The overarching question imparting urgency to this exploration is: Can U.S.-Russian contention in cyberspace cause the two nuclear superpowers to stumble into war? In considering this question we were constantly reminded of recent comments by a prominent U.S. arms control expert: At least as dangerous as the risk of an actual cyberattack, he observed, is cyber operations’ “blurring of the line between peace and war.” Or, as Nye wrote, “in the cyber realm, the difference between a weapon and a non-weapon may come down to a single line of code, or simply the intent of a computer program’s user.”
A global-scale climate catastrophe should provide sufficient incentive for cooperation between great powers. Drawing evidence from the trajectories of US-China relations, Lu examines China's role in the global climate governance from a geopolitical perspective. For China, striking a climate deal helped usher in a new area of cooperation to avoid the dangerous decoupling and potential conflict with the United States. Lu will also discuss policy implications of great power competition on the future of global climate governance.
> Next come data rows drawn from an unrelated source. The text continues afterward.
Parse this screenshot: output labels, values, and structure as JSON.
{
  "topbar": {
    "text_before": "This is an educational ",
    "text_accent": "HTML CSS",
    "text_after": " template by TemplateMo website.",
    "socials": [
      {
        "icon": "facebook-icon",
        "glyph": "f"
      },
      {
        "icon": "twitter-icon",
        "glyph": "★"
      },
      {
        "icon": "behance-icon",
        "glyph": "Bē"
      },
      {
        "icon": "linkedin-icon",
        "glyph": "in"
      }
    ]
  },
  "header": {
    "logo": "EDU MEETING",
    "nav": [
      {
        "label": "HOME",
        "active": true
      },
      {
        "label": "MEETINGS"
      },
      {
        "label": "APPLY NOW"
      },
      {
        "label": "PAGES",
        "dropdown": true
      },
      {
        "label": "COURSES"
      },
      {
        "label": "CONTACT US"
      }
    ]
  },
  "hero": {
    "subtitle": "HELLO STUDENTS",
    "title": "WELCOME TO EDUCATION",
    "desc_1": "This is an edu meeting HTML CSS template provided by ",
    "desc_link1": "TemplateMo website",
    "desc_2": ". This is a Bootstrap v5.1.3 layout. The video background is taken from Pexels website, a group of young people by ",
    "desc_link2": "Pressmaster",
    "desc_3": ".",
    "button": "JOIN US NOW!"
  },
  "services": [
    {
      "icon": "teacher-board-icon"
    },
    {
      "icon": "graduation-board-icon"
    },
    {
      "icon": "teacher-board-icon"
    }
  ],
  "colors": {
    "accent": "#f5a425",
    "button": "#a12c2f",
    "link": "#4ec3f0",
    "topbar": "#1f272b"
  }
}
Jiaqi (Jackie) Lu is a predoctoral research fellow in the Environment and Natural Resources Program (ENRP) and the Science, Technology, and Public Policy (STPP) Program. He is also Ph.D. candidate in the Department of Political Science and Nelson Institute for Environmental Studies (joint Ph.D. program) at the University of Wisconsin–Madison. His research interests include the political economy of energy transitions and climate change, as well as the intersection of governance and technology development. His research has appeared or is forthcoming in Nature Geoscience, Energy Policy, and Environmental Research Letters. Before returning to academia, he spent over three years as a research analyst at the Brookings Institution.